Start of Block

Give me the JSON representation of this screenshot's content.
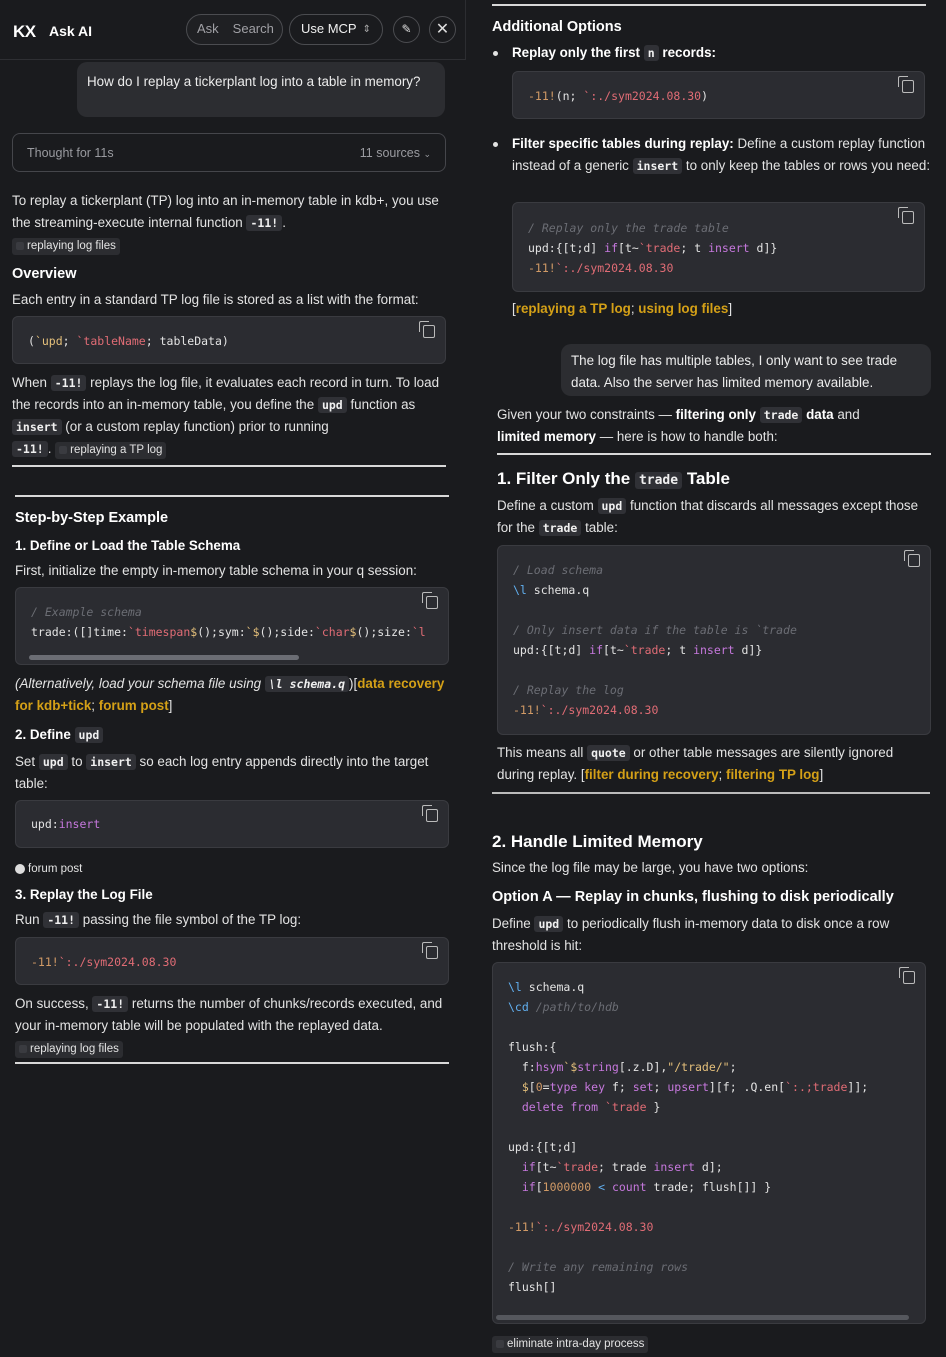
{
  "header": {
    "logo": "KX",
    "title": "Ask AI",
    "toggle_ask": "Ask",
    "toggle_search": "Search",
    "mcp_label": "Use MCP"
  },
  "left": {
    "user_question": "How do I replay a tickerplant log into a table in memory?",
    "thought": {
      "label": "Thought for 11s",
      "sources": "11 sources"
    },
    "intro_a": "To replay a tickerplant (TP) log into an in-memory table in kdb+, you use the streaming-execute internal function",
    "intro_code": "-11!",
    "chip_replaying": "replaying log files",
    "overview_h": "Overview",
    "overview_p": "Each entry in a standard TP log file is stored as a list with the format:",
    "when_a": "When",
    "when_b": "replays the log file, it evaluates each record in turn. To load the records into an in-memory table, you define the",
    "upd": "upd",
    "insert": "insert",
    "when_c": "function as",
    "when_d": "(or a custom replay function) prior to running",
    "chip_tp": "replaying a TP log",
    "steps_h": "Step-by-Step Example",
    "s1_h": "1. Define or Load the Table Schema",
    "s1_p": "First, initialize the empty in-memory table schema in your q session:",
    "alt_a": "(Alternatively, load your schema file using",
    "alt_code": "\\l schema.q",
    "alt_link1": "data recovery for kdb+tick",
    "alt_link2": "forum post",
    "s2_h": "2. Define",
    "s2_a": "Set",
    "s2_to": "to",
    "s2_b": "so each log entry appends directly into the target table:",
    "chip_forum": "forum post",
    "s3_h": "3. Replay the Log File",
    "s3_a": "Run",
    "s3_b": "passing the file symbol of the TP log:",
    "succ_a": "On success,",
    "succ_b": "returns the number of chunks/records executed, and your in-memory table will be populated with the replayed data."
  },
  "right": {
    "addl_h": "Additional Options",
    "opt1_a": "Replay only the first",
    "opt1_n": "n",
    "opt1_b": "records:",
    "opt2_a": "Filter specific tables during replay:",
    "opt2_b": "Define a custom replay function instead of a generic",
    "opt2_c": "to only keep the tables or rows you need:",
    "links1": [
      "replaying a TP log",
      "using log files"
    ],
    "user_followup": "The log file has multiple tables, I only want to see trade data.  Also the server has limited memory available.",
    "given_a": "Given your two constraints —",
    "given_b": "filtering only",
    "trade": "trade",
    "given_c": "data",
    "given_d": "and",
    "given_e": "limited memory",
    "given_f": "— here is how to handle both:",
    "f1_a": "1. Filter Only the",
    "f1_b": "Table",
    "f1_p_a": "Define a custom",
    "f1_p_b": "function that discards all messages except those for the",
    "f1_p_c": "table:",
    "means_a": "This means all",
    "quote": "quote",
    "means_b": "or other table messages are silently ignored during replay.",
    "links2": [
      "filter during recovery",
      "filtering TP log"
    ],
    "mem_h": "2. Handle Limited Memory",
    "mem_p": "Since the log file may be large, you have two options:",
    "optA_h": "Option A — Replay in chunks, flushing to disk periodically",
    "optA_a": "Define",
    "optA_b": "to periodically flush in-memory data to disk once a row threshold is hit:",
    "chip_elim": "eliminate intra-day process"
  }
}
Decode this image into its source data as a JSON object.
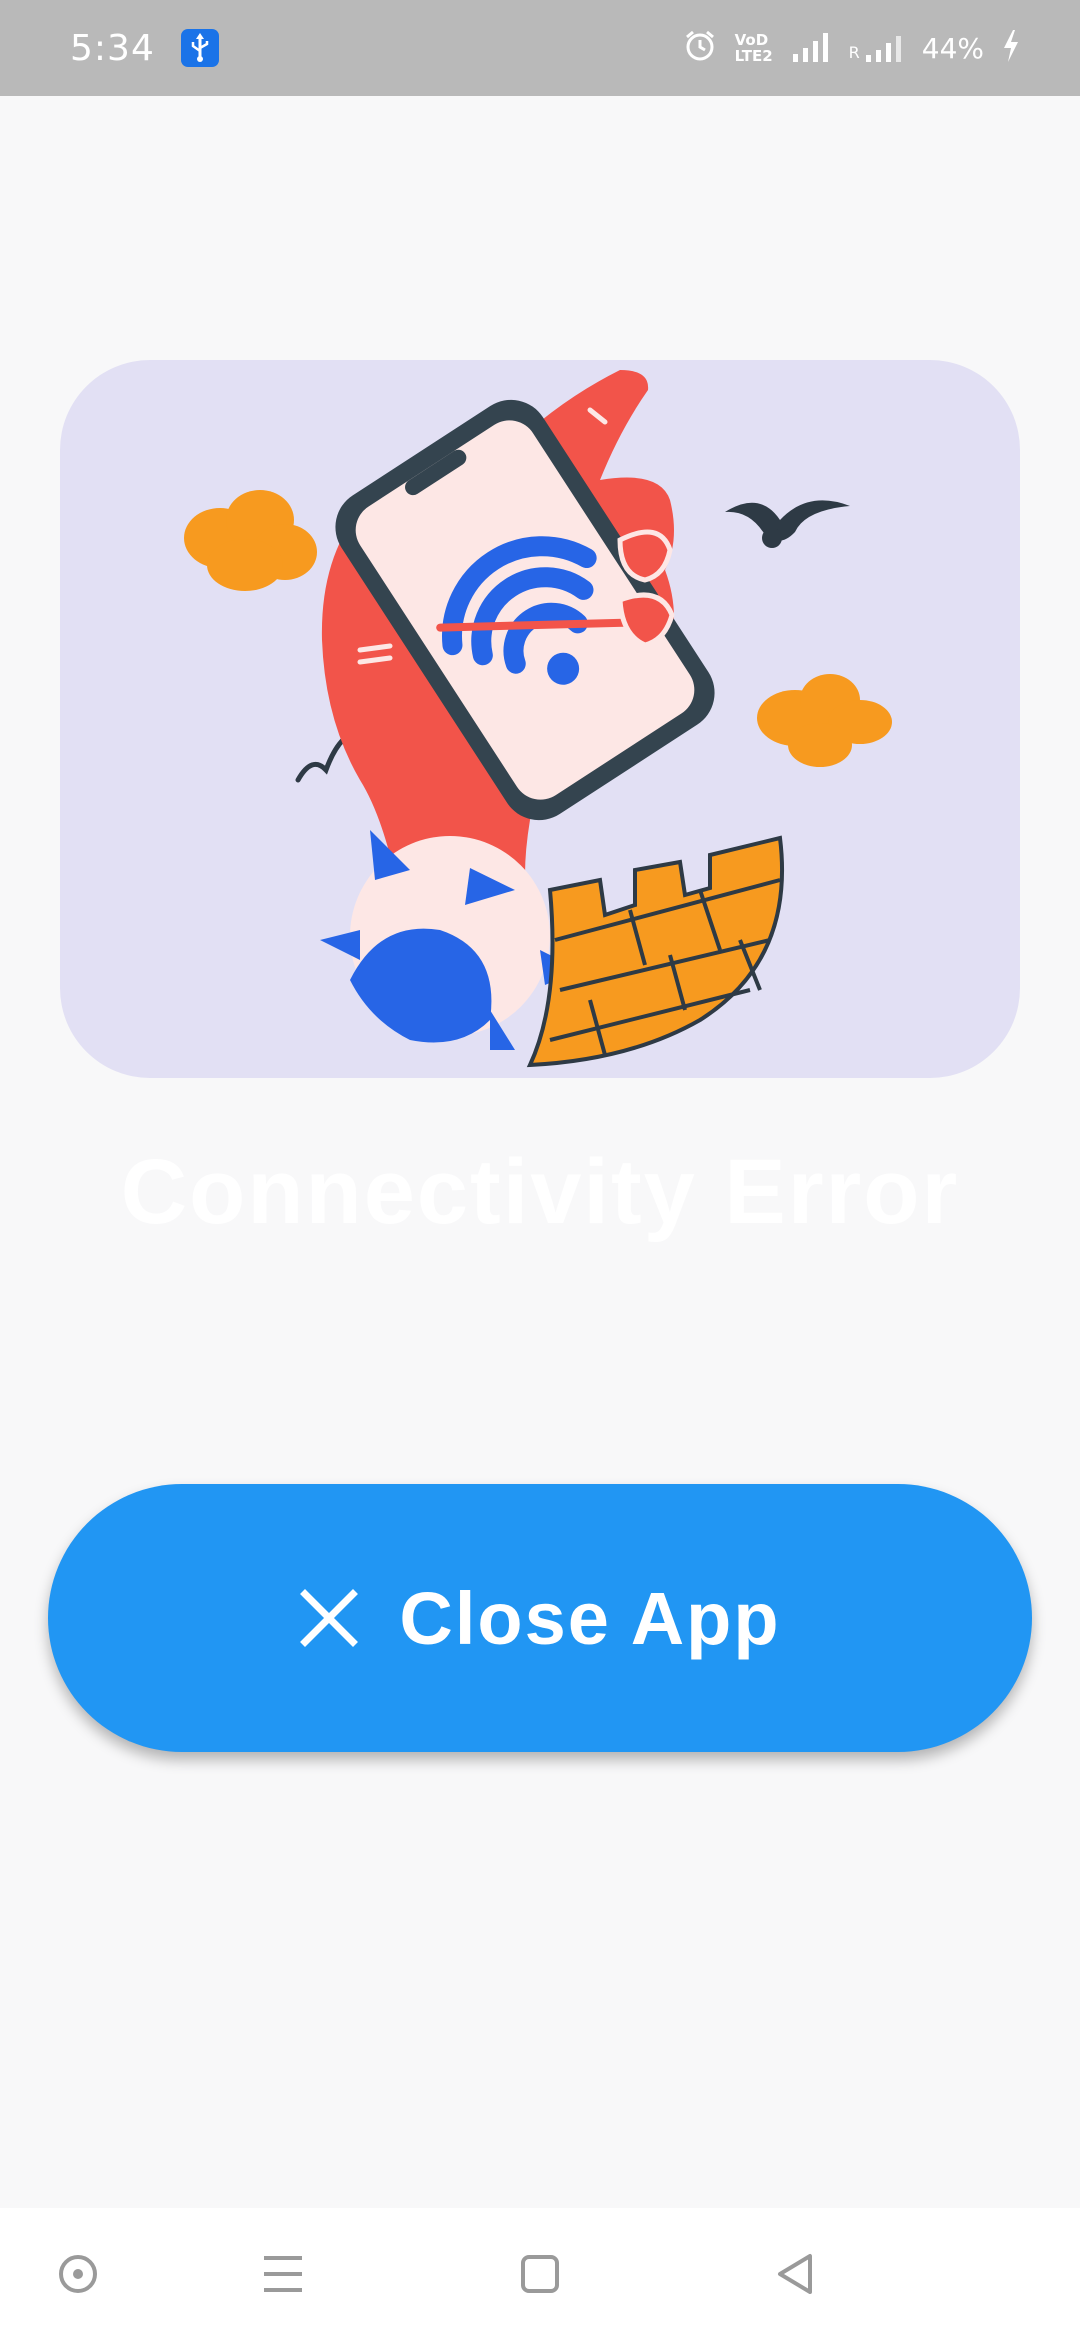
{
  "status_bar": {
    "time": "5:34",
    "battery_percent": "44%",
    "usb_icon": "usb-icon",
    "icons": [
      "alarm-icon",
      "volte-icon",
      "signal-icon",
      "roaming-signal-icon",
      "charging-icon"
    ],
    "volte_top": "VoD",
    "volte_bottom": "LTE2",
    "roaming_label": "R"
  },
  "illustration": {
    "icon": "no-wifi-phone-illustration"
  },
  "main": {
    "title": "Connectivity Error",
    "close_button_label": "Close App",
    "close_button_icon": "close-icon",
    "accent_color": "#2196f3"
  },
  "nav_bar": {
    "buttons": [
      "assistant-button",
      "menu-button",
      "home-button",
      "back-button"
    ]
  }
}
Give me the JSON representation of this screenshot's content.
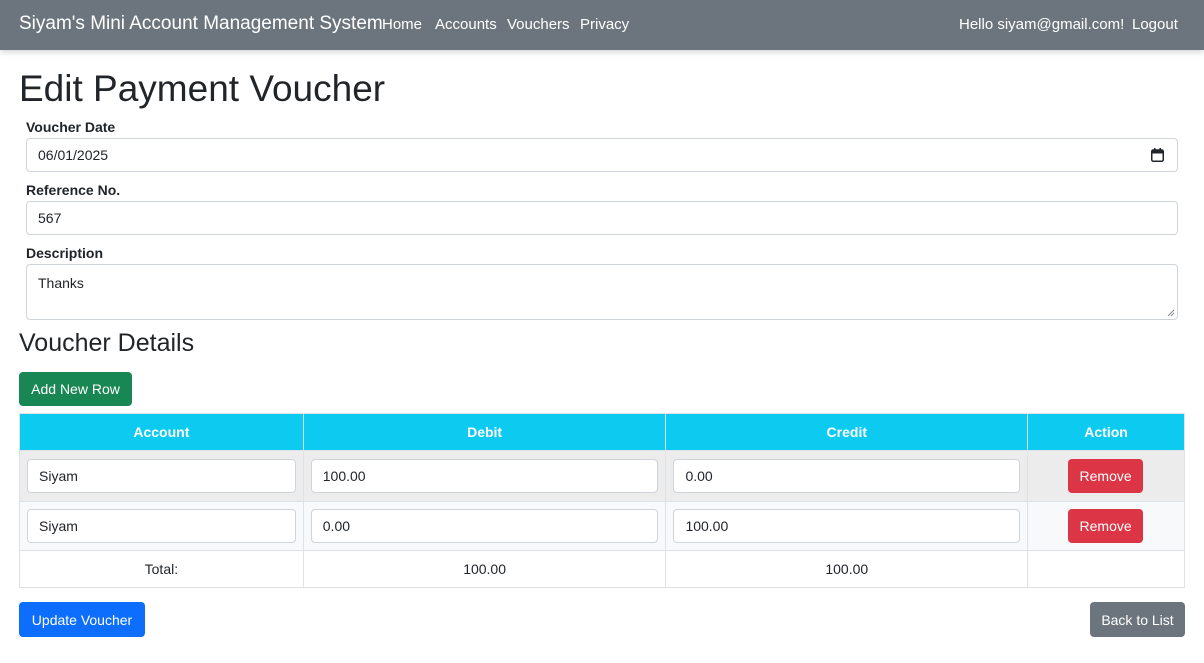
{
  "navbar": {
    "brand": "Siyam's Mini Account Management System",
    "links": [
      "Home",
      "Accounts",
      "Vouchers",
      "Privacy"
    ],
    "greeting": "Hello siyam@gmail.com!",
    "logout": "Logout",
    "background": "#6c757d"
  },
  "page": {
    "title": "Edit Payment Voucher"
  },
  "form": {
    "date_label": "Voucher Date",
    "date_value": "06/01/2025",
    "reference_label": "Reference No.",
    "reference_value": "567",
    "description_label": "Description",
    "description_value": "Thanks"
  },
  "details": {
    "title": "Voucher Details",
    "add_row_label": "Add New Row",
    "columns": [
      "Account",
      "Debit",
      "Credit",
      "Action"
    ],
    "rows": [
      {
        "account": "Siyam",
        "debit": "100.00",
        "credit": "0.00",
        "action": "Remove"
      },
      {
        "account": "Siyam",
        "debit": "0.00",
        "credit": "100.00",
        "action": "Remove"
      }
    ],
    "total": {
      "label": "Total:",
      "debit": "100.00",
      "credit": "100.00"
    }
  },
  "actions": {
    "update_label": "Update Voucher",
    "back_label": "Back to List"
  },
  "colors": {
    "header_cyan": "#0dcaf0",
    "add_green": "#198754",
    "update_blue": "#0d6efd",
    "remove_red": "#dc3545",
    "back_gray": "#6c757d"
  },
  "icons": {
    "date_picker": "calendar-icon"
  }
}
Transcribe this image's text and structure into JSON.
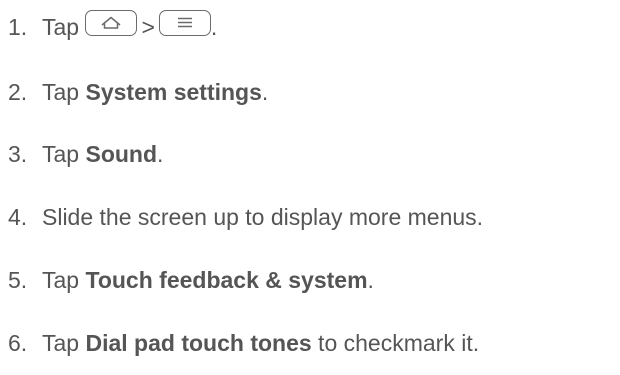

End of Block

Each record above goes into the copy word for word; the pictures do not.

- _Your solution_
Give me the JSON representation of this screenshot's content.
{
  "header": {
    "logo": "KX",
    "title": "Ask AI",
    "toggle_ask": "Ask",
    "toggle_search": "Search",
    "mcp_label": "Use MCP"
  },
  "left": {
    "user_question": "How do I replay a tickerplant log into a table in memory?",
    "thought": {
      "label": "Thought for 11s",
      "sources": "11 sources"
    },
    "intro_a": "To replay a tickerplant (TP) log into an in-memory table in kdb+, you use the streaming-execute internal function",
    "intro_code": "-11!",
    "chip_replaying": "replaying log files",
    "overview_h": "Overview",
    "overview_p": "Each entry in a standard TP log file is stored as a list with the format:",
    "when_a": "When",
    "when_b": "replays the log file, it evaluates each record in turn. To load the records into an in-memory table, you define the",
    "upd": "upd",
    "insert": "insert",
    "when_c": "function as",
    "when_d": "(or a custom replay function) prior to running",
    "chip_tp": "replaying a TP log",
    "steps_h": "Step-by-Step Example",
    "s1_h": "1. Define or Load the Table Schema",
    "s1_p": "First, initialize the empty in-memory table schema in your q session:",
    "alt_a": "(Alternatively, load your schema file using",
    "alt_code": "\\l schema.q",
    "alt_link1": "data recovery for kdb+tick",
    "alt_link2": "forum post",
    "s2_h": "2. Define",
    "s2_a": "Set",
    "s2_to": "to",
    "s2_b": "so each log entry appends directly into the target table:",
    "chip_forum": "forum post",
    "s3_h": "3. Replay the Log File",
    "s3_a": "Run",
    "s3_b": "passing the file symbol of the TP log:",
    "succ_a": "On success,",
    "succ_b": "returns the number of chunks/records executed, and your in-memory table will be populated with the replayed data."
  },
  "right": {
    "addl_h": "Additional Options",
    "opt1_a": "Replay only the first",
    "opt1_n": "n",
    "opt1_b": "records:",
    "opt2_a": "Filter specific tables during replay:",
    "opt2_b": "Define a custom replay function instead of a generic",
    "opt2_c": "to only keep the tables or rows you need:",
    "links1": [
      "replaying a TP log",
      "using log files"
    ],
    "user_followup": "The log file has multiple tables, I only want to see trade data.  Also the server has limited memory available.",
    "given_a": "Given your two constraints —",
    "given_b": "filtering only",
    "trade": "trade",
    "given_c": "data",
    "given_d": "and",
    "given_e": "limited memory",
    "given_f": "— here is how to handle both:",
    "f1_a": "1. Filter Only the",
    "f1_b": "Table",
    "f1_p_a": "Define a custom",
    "f1_p_b": "function that discards all messages except those for the",
    "f1_p_c": "table:",
    "means_a": "This means all",
    "quote": "quote",
    "means_b": "or other table messages are silently ignored during replay.",
    "links2": [
      "filter during recovery",
      "filtering TP log"
    ],
    "mem_h": "2. Handle Limited Memory",
    "mem_p": "Since the log file may be large, you have two options:",
    "optA_h": "Option A — Replay in chunks, flushing to disk periodically",
    "optA_a": "Define",
    "optA_b": "to periodically flush in-memory data to disk once a row threshold is hit:",
    "chip_elim": "eliminate intra-day process"
  }
}
Decode this image into its source data as a JSON object.
{
  "status_bar": {
    "time": "5:34",
    "battery_percent": "44%",
    "usb_icon": "usb-icon",
    "icons": [
      "alarm-icon",
      "volte-icon",
      "signal-icon",
      "roaming-signal-icon",
      "charging-icon"
    ],
    "volte_top": "VoD",
    "volte_bottom": "LTE2",
    "roaming_label": "R"
  },
  "illustration": {
    "icon": "no-wifi-phone-illustration"
  },
  "main": {
    "title": "Connectivity Error",
    "close_button_label": "Close App",
    "close_button_icon": "close-icon",
    "accent_color": "#2196f3"
  },
  "nav_bar": {
    "buttons": [
      "assistant-button",
      "menu-button",
      "home-button",
      "back-button"
    ]
  }
}
Give me the JSON representation of this screenshot's content.
{
  "navbar": {
    "brand": "Siyam's Mini Account Management System",
    "links": [
      "Home",
      "Accounts",
      "Vouchers",
      "Privacy"
    ],
    "greeting": "Hello siyam@gmail.com!",
    "logout": "Logout",
    "background": "#6c757d"
  },
  "page": {
    "title": "Edit Payment Voucher"
  },
  "form": {
    "date_label": "Voucher Date",
    "date_value": "06/01/2025",
    "reference_label": "Reference No.",
    "reference_value": "567",
    "description_label": "Description",
    "description_value": "Thanks"
  },
  "details": {
    "title": "Voucher Details",
    "add_row_label": "Add New Row",
    "columns": [
      "Account",
      "Debit",
      "Credit",
      "Action"
    ],
    "rows": [
      {
        "account": "Siyam",
        "debit": "100.00",
        "credit": "0.00",
        "action": "Remove"
      },
      {
        "account": "Siyam",
        "debit": "0.00",
        "credit": "100.00",
        "action": "Remove"
      }
    ],
    "total": {
      "label": "Total:",
      "debit": "100.00",
      "credit": "100.00"
    }
  },
  "actions": {
    "update_label": "Update Voucher",
    "back_label": "Back to List"
  },
  "colors": {
    "header_cyan": "#0dcaf0",
    "add_green": "#198754",
    "update_blue": "#0d6efd",
    "remove_red": "#dc3545",
    "back_gray": "#6c757d"
  },
  "icons": {
    "date_picker": "calendar-icon"
  }
}
Transcribe this image's text and structure into JSON.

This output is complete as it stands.